Human connection paved the way for authentic learning and growing. Through conversation, collaboration, and camaraderie, I was able to connect more meaningfully with my students than ever before.
It didn’t take long before a simple “What are you reading/writing today?” sparked the 5-10 minute conference. As the teacher, I was careful to ensure that the student’s voice commanded each conversation. And, I’ll be honest, this was easier with some students than others. But what I found was patience and allowing ‘think time’ communicated to the student that I’m not pushing, this is not a high-stress situation, and I’m here whenever the student is ready. For a few of my students, it took until December for them to embrace conferring, especially leading the conversation.
With my more reluctant learners, the collaboration aspect of conferring was key. Again, driven by casual conversation, conferring should be a low-risk situation for all students. Therefore, when I talked about conferring with my students, I presented myself as the ‘coach’ coming alongside them. Often, I’d say things like “We are a team when we confer!” just so that the idea that I’m an evaluator within the conference diminished.
And finally, camaraderie was established. By spring of 2018, there was a level of trust and rapport with each of my students that I had never achieved before. With camaraderie, our 5-10 minute conversations evolved into deeper learning. Students were choosing to share with me incredible nuggets of information that got at the heart of why they were the readers/writers and even humans that they were. While getting a clear understanding of who they were as readers and writers, I also got glimpses into their hearts as humans. Priceless.

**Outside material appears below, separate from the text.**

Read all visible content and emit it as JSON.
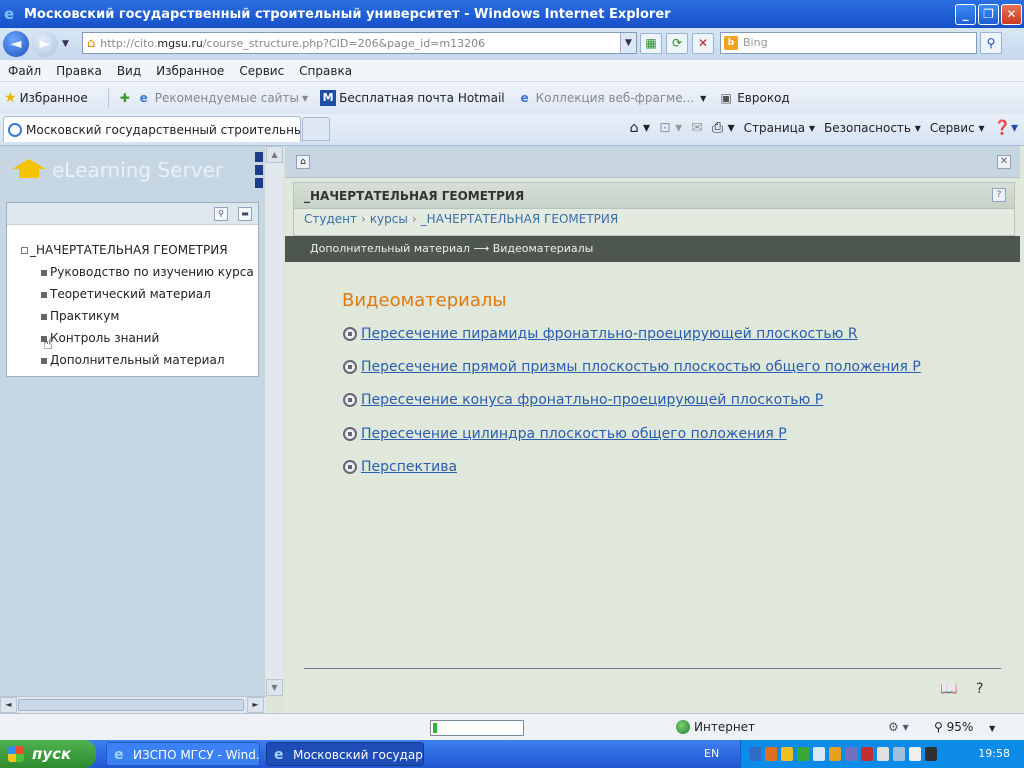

Which brings me to my last point… data collection. It took me a while to determine my data collection methods during conferring. And truthfully, I was overwhelmed to think about another collection of data. But all those incredible nuggets of information practically wrote themselves down, as important as they were, I found that data collection was easy – yes EASY! – because it didn’t revolve around numerical data or word lists or timed tests. In fact, I came up with a simple electronic record on my iPad that allowed me to quickly type up the data at the closing of each reading/writing conference. See below for a snapshot of it:
The overarching theme of my conferring data was the reading and writing behaviors of my students. In other words, I now had a living document of what my students DO as readers and writers. Knowing their habits, their strengths and areas for improvement, and their processing/thinking while reading and writing was so beneficial. In reviewing my data collection, I was able to provide one TP (teaching point) for individualized instruction for each conference. Often, the TP would align with the reading/writing learning target of that day or week, but not always. And that is the true advantage of conferring; there is flexibility and opportunity for you as the teacher to determine what’s important for the student you are sitting alongside on that particular day.
I’m going to leave you with words from Patrick Allen that I can confirm are true:
“Coming to know conferring has been a journey, but when you spend time and intention on an instructional practice, the benefits are well worth the effort.”
If you’re feeling stuck, weighed down, and ready for the LOVE of reading and writing to ignite within your classroom, I’d say start with conferring. Don’t just dabble, commit. It will prove to be worthy of your time and your students' time. It is NOT 'just another thing to do' on our never ending ‘To Do’ lists as teachers. YOU CAN DO IT. Happy conferring!
To provide innovative educational resources for educators, parents, and students, that go beyond lecture and worksheets.
Sara Segar, experiential life-science educator and advisor, curriculum writer, and mother of two.